(Data records for software interfaces)
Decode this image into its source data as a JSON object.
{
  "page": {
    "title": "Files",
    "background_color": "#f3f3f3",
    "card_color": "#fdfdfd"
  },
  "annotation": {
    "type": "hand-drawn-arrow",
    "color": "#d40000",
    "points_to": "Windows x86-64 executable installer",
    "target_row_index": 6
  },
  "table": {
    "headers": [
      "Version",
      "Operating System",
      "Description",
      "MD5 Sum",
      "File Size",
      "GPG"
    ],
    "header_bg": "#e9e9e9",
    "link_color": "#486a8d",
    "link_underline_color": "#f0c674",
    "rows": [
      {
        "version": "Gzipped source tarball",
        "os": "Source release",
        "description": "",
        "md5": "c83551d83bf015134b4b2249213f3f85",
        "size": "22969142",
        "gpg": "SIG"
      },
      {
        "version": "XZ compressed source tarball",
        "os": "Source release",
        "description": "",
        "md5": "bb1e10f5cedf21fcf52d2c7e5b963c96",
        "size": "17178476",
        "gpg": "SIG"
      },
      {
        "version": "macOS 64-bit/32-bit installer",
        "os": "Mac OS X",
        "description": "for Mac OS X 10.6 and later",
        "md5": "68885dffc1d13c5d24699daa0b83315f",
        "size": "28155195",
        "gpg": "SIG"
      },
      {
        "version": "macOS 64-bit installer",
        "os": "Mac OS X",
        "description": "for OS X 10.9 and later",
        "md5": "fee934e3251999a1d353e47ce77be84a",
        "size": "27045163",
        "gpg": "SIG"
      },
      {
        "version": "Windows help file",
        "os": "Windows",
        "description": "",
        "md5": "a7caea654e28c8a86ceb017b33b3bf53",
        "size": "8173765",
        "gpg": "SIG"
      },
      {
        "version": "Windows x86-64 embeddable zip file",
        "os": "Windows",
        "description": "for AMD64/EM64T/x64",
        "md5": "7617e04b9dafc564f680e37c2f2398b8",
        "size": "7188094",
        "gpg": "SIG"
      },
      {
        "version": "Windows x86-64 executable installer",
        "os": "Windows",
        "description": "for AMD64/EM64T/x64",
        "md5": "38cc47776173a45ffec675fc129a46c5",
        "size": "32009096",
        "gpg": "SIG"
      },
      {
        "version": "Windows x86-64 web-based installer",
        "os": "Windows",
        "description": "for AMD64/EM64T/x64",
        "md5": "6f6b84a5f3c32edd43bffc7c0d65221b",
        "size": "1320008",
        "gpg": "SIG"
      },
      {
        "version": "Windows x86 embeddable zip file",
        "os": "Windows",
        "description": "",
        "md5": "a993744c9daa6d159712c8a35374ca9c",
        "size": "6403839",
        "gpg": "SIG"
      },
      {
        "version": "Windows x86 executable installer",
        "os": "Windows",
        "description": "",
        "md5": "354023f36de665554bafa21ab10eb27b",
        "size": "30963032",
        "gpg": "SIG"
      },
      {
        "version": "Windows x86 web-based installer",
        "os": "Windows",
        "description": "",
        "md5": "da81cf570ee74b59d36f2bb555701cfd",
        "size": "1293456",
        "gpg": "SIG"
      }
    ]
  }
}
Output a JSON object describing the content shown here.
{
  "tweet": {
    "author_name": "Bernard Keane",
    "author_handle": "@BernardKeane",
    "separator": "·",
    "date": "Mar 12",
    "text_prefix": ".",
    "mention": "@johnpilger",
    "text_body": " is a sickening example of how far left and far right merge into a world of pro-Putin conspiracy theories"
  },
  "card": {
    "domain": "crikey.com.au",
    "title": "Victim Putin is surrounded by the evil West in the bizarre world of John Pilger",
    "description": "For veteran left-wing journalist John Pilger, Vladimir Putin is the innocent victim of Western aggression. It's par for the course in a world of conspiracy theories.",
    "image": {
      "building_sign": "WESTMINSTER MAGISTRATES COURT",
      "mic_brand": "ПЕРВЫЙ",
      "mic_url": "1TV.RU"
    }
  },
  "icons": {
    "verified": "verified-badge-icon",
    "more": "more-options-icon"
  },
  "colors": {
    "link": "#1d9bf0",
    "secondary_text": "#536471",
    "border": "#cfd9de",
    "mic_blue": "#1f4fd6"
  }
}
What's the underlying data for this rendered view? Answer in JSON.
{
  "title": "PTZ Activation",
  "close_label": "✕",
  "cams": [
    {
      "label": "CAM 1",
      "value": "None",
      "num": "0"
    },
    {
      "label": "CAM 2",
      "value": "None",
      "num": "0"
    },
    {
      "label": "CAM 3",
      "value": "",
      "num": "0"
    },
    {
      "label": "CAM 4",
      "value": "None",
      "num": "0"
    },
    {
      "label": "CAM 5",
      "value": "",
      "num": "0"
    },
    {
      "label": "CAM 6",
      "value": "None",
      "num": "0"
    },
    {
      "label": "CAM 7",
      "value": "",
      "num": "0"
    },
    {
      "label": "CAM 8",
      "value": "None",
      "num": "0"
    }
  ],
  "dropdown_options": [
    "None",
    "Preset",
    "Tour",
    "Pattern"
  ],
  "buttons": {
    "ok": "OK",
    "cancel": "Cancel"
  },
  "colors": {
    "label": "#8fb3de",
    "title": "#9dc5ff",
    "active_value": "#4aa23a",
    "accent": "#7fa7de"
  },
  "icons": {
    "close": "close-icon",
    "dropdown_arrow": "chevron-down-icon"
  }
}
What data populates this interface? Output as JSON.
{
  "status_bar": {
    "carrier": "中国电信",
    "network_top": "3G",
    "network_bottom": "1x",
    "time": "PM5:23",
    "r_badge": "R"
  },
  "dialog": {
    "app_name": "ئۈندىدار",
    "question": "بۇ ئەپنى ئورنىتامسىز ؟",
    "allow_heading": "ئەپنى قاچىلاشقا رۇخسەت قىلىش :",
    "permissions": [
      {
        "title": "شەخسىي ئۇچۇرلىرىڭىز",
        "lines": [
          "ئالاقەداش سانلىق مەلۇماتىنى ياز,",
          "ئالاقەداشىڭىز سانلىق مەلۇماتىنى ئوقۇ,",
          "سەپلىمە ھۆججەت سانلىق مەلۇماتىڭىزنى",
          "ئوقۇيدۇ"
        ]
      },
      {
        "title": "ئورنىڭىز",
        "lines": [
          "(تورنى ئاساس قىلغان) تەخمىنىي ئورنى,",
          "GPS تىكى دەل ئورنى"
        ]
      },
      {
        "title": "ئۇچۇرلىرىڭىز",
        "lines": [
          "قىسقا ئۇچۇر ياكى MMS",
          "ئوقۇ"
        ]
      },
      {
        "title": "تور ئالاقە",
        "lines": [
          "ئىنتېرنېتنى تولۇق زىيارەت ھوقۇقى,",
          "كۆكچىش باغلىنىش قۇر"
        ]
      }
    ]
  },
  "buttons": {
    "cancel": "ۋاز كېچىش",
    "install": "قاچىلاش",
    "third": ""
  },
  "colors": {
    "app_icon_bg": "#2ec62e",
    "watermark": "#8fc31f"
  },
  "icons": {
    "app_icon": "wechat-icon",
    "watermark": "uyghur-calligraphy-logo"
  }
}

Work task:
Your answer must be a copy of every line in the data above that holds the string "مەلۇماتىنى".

Result:
          "ئالاقەداش سانلىق مەلۇماتىنى ياز,",
          "ئالاقەداشىڭىز سانلىق مەلۇماتىنى ئوقۇ,",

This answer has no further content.